**Aim of the exercise**
Using the listing that follows, return every line with the word "Windows".

**Data for review**
┄┄┄┄┄┄┄┄┄┄
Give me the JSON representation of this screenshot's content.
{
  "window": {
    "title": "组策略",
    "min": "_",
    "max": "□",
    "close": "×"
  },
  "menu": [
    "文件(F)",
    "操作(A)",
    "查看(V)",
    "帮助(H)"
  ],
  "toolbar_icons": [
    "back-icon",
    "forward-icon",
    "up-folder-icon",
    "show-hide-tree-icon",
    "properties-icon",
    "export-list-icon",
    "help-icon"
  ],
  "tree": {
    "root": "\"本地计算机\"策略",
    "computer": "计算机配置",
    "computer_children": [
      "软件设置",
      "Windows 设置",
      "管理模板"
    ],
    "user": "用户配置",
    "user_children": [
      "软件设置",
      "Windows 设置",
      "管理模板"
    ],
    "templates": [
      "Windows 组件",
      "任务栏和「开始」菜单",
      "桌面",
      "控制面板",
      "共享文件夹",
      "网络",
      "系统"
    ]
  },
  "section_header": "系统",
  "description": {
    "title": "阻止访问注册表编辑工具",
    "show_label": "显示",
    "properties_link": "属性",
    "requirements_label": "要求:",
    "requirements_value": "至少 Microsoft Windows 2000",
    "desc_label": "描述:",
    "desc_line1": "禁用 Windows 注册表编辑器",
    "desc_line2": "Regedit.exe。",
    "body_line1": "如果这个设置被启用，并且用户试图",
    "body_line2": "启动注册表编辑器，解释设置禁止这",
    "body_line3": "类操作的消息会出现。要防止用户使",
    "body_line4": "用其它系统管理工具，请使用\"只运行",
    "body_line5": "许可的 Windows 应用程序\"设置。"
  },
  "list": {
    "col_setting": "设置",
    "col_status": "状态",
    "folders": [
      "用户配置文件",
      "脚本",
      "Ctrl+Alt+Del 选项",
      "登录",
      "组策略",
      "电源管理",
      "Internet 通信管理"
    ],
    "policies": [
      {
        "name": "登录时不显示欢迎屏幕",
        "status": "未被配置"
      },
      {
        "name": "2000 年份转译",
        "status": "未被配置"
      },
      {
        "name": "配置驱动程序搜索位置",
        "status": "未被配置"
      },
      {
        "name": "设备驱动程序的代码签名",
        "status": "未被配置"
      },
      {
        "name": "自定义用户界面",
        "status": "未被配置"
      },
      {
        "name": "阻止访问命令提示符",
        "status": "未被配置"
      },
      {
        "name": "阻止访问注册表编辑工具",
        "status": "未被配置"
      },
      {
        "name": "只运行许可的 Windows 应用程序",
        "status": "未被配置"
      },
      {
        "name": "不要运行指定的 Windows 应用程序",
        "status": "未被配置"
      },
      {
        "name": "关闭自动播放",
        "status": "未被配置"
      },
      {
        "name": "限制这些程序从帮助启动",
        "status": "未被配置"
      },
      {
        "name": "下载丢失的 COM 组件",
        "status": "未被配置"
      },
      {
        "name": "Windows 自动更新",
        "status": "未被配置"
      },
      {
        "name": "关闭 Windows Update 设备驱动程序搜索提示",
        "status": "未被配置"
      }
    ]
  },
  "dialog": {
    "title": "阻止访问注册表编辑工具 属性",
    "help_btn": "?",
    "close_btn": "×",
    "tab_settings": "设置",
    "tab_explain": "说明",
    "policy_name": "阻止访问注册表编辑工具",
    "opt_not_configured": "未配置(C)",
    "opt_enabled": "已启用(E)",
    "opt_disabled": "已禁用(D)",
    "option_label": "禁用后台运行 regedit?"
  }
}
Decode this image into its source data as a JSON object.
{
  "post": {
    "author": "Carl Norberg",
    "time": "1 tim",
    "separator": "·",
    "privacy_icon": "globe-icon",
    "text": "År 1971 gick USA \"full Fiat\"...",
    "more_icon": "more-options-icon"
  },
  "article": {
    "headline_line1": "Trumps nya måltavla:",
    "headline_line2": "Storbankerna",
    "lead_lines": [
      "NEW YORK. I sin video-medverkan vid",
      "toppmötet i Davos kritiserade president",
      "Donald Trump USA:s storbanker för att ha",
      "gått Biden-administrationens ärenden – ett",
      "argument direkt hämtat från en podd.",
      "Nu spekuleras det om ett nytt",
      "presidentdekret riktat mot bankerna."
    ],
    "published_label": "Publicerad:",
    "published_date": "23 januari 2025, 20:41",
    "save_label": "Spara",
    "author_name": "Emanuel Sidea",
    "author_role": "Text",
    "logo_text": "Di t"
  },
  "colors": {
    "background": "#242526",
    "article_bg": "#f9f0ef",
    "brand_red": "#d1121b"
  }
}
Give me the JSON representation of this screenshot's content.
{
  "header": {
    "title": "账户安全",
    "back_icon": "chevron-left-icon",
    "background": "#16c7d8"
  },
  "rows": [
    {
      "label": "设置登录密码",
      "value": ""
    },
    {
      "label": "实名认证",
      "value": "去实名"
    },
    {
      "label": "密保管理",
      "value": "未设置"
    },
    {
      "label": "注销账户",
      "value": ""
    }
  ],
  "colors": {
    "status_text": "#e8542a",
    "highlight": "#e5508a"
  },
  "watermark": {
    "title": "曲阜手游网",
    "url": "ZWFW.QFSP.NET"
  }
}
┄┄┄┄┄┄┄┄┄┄
**Result below**
      "Windows 设置",
      "Windows 设置",
      "Windows 组件",
    "requirements_value": "至少 Microsoft Windows 2000",
    "desc_line1": "禁用 Windows 注册表编辑器",
    "body_line5": "许可的 Windows 应用程序\"设置。"
        "name": "只运行许可的 Windows 应用程序",
        "name": "不要运行指定的 Windows 应用程序",
        "name": "Windows 自动更新",
        "name": "关闭 Windows Update 设备驱动程序搜索提示",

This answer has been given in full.